ICHNEU'MON, n. [L. from the Gr. to follow the steps, a footstep; a follower of the crocodile.]
An animal of the genus Viverra, or weasel kind. It has a tail tapering to a point, and its toes are distant from each other. It inhabits Egypt, Barbary and India. It destroys the most venomous serpents, and seeks the eggs of the crocodile, digging them out of the sand, eating them and destroying the young. In India and Egypt, this animal is domesticated and kept for destroying rats and mice.
Ichneumon-fly, a genus of flies, of the order of hymenopters, containing several hundred species. These animals have jaws, but no tongue; the antennae have more than thirty joints, and are kept in continual motion. The abdomen is generally petiolated, or joined to the body by a pedicle. These animals are great destroyers of caterpillars, plant-lice and other insects, as the ichneumon is of the eggs and young of the crocodile.
ICH-NEU'MON, n. [L. from the Gr. ιχνευμων, from ιχνευω, to follow the steps, ιχνος, a footstep; a follower of the crocodile.]
An animal of the genus Viverra, or Mangusta. Its body is dotted equally all over; dirty yellow and slate color, each hair being annulated alternately with these tints; paws and muzzle black; tail long and terminated by a diverging tuft. Inhabits Egypt. It feeds on the eggs of the crocodile, mice, and all sorts of small animals. It is domesticated. Its native name is Nems.
Ichneumon-fly, a genus of flies, of the order of hymenopteras containing several thousand species. The abdomen is generally petiolated, or joined to the body by a pedicle. These animals are great destroyers of caterpillars, plant-lice and other insects, as the ichneumon is of the eggs and young the crocodile. Encyc.
carnivorous mammal of the genus Herpestes, and family
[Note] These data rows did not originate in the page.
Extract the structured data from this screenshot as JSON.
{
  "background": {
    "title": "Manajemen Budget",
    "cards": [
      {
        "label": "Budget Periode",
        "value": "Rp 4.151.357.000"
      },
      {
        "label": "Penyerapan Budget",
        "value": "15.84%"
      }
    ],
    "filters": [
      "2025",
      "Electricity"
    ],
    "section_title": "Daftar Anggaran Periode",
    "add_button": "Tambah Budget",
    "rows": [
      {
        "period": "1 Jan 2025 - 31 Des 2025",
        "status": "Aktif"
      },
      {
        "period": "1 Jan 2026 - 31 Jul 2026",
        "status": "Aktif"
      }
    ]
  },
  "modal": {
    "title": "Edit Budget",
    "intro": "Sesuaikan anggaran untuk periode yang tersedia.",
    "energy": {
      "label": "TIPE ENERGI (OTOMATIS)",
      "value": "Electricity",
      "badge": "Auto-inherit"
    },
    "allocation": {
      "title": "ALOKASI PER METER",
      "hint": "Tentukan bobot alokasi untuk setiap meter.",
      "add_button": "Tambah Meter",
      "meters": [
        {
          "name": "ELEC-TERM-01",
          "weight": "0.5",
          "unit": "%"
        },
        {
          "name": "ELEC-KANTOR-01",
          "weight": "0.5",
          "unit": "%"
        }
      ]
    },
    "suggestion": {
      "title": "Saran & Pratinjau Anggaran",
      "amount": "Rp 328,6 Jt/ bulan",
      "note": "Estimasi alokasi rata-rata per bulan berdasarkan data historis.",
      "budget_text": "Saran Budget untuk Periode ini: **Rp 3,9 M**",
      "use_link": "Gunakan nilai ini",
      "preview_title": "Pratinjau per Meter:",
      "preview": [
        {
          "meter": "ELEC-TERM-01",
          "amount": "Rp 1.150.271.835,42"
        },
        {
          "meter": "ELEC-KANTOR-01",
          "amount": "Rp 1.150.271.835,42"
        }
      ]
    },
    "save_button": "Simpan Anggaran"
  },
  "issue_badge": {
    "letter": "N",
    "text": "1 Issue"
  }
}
Viverridæ. Numerous species are found in Asia and
Africa. The Egyptian species (H. ichneumon), which ranges to
Spain and Palestine, is noted for destroying the eggs and young of
the crocodile as well as various snakes and lizards, and hence was
considered sacred by the ancient Egyptians. The common species of
India (H. griseus), known as the mongoose, has similar habits
and is often domesticated. It is noted for killing the
- Any hymenopterous
insect of the family Ichneumonidæ, of which several
thousand species are known, belonging to numerous genera.